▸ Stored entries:
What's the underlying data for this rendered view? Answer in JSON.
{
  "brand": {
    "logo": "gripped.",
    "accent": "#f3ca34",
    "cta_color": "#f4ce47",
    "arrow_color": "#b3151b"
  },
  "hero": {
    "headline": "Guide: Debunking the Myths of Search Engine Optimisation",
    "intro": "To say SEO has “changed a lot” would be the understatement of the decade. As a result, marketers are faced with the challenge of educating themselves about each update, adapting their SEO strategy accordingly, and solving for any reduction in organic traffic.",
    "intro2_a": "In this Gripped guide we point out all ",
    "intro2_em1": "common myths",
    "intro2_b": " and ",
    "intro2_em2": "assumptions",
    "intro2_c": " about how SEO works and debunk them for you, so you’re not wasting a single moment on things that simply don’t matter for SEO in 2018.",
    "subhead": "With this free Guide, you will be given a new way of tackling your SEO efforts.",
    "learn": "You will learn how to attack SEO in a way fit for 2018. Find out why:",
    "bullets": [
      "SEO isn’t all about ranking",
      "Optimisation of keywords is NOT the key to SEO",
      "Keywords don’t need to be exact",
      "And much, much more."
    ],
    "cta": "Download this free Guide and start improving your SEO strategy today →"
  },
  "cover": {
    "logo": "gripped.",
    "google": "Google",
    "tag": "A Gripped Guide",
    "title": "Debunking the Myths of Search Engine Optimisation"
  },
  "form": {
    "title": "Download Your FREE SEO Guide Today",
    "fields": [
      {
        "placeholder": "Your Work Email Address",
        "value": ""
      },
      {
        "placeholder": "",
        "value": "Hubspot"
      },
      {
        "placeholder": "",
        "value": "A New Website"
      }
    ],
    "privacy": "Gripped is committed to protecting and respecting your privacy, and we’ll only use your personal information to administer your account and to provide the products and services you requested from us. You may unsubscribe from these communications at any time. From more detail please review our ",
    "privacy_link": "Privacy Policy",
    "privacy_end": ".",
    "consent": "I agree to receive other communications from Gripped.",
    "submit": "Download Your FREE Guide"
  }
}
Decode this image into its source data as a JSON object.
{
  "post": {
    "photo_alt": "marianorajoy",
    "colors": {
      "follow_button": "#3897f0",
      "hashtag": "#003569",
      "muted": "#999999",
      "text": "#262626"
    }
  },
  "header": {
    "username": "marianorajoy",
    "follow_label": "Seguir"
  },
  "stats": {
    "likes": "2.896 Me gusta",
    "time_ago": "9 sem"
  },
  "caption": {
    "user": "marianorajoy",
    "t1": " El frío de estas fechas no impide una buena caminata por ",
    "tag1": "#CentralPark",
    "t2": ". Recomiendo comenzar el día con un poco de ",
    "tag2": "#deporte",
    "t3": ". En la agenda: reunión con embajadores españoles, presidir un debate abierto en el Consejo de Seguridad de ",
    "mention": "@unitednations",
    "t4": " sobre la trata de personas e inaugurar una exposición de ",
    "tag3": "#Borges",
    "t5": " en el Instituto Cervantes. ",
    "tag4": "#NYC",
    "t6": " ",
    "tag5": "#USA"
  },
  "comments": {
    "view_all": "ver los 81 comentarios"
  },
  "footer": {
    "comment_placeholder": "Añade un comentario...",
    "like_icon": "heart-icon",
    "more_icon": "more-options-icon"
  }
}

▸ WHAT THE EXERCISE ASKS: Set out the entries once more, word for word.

▸ RESPONSE BELOW:
What's the underlying data for this rendered view? Answer in JSON.
{
  "brand": {
    "logo": "gripped.",
    "accent": "#f3ca34",
    "cta_color": "#f4ce47",
    "arrow_color": "#b3151b"
  },
  "hero": {
    "headline": "Guide: Debunking the Myths of Search Engine Optimisation",
    "intro": "To say SEO has “changed a lot” would be the understatement of the decade. As a result, marketers are faced with the challenge of educating themselves about each update, adapting their SEO strategy accordingly, and solving for any reduction in organic traffic.",
    "intro2_a": "In this Gripped guide we point out all ",
    "intro2_em1": "common myths",
    "intro2_b": " and ",
    "intro2_em2": "assumptions",
    "intro2_c": " about how SEO works and debunk them for you, so you’re not wasting a single moment on things that simply don’t matter for SEO in 2018.",
    "subhead": "With this free Guide, you will be given a new way of tackling your SEO efforts.",
    "learn": "You will learn how to attack SEO in a way fit for 2018. Find out why:",
    "bullets": [
      "SEO isn’t all about ranking",
      "Optimisation of keywords is NOT the key to SEO",
      "Keywords don’t need to be exact",
      "And much, much more."
    ],
    "cta": "Download this free Guide and start improving your SEO strategy today →"
  },
  "cover": {
    "logo": "gripped.",
    "google": "Google",
    "tag": "A Gripped Guide",
    "title": "Debunking the Myths of Search Engine Optimisation"
  },
  "form": {
    "title": "Download Your FREE SEO Guide Today",
    "fields": [
      {
        "placeholder": "Your Work Email Address",
        "value": ""
      },
      {
        "placeholder": "",
        "value": "Hubspot"
      },
      {
        "placeholder": "",
        "value": "A New Website"
      }
    ],
    "privacy": "Gripped is committed to protecting and respecting your privacy, and we’ll only use your personal information to administer your account and to provide the products and services you requested from us. You may unsubscribe from these communications at any time. From more detail please review our ",
    "privacy_link": "Privacy Policy",
    "privacy_end": ".",
    "consent": "I agree to receive other communications from Gripped.",
    "submit": "Download Your FREE Guide"
  }
}
Decode this image into its source data as a JSON object.
{
  "post": {
    "photo_alt": "marianorajoy",
    "colors": {
      "follow_button": "#3897f0",
      "hashtag": "#003569",
      "muted": "#999999",
      "text": "#262626"
    }
  },
  "header": {
    "username": "marianorajoy",
    "follow_label": "Seguir"
  },
  "stats": {
    "likes": "2.896 Me gusta",
    "time_ago": "9 sem"
  },
  "caption": {
    "user": "marianorajoy",
    "t1": " El frío de estas fechas no impide una buena caminata por ",
    "tag1": "#CentralPark",
    "t2": ". Recomiendo comenzar el día con un poco de ",
    "tag2": "#deporte",
    "t3": ". En la agenda: reunión con embajadores españoles, presidir un debate abierto en el Consejo de Seguridad de ",
    "mention": "@unitednations",
    "t4": " sobre la trata de personas e inaugurar una exposición de ",
    "tag3": "#Borges",
    "t5": " en el Instituto Cervantes. ",
    "tag4": "#NYC",
    "t6": " ",
    "tag5": "#USA"
  },
  "comments": {
    "view_all": "ver los 81 comentarios"
  },
  "footer": {
    "comment_placeholder": "Añade un comentario...",
    "like_icon": "heart-icon",
    "more_icon": "more-options-icon"
  }
}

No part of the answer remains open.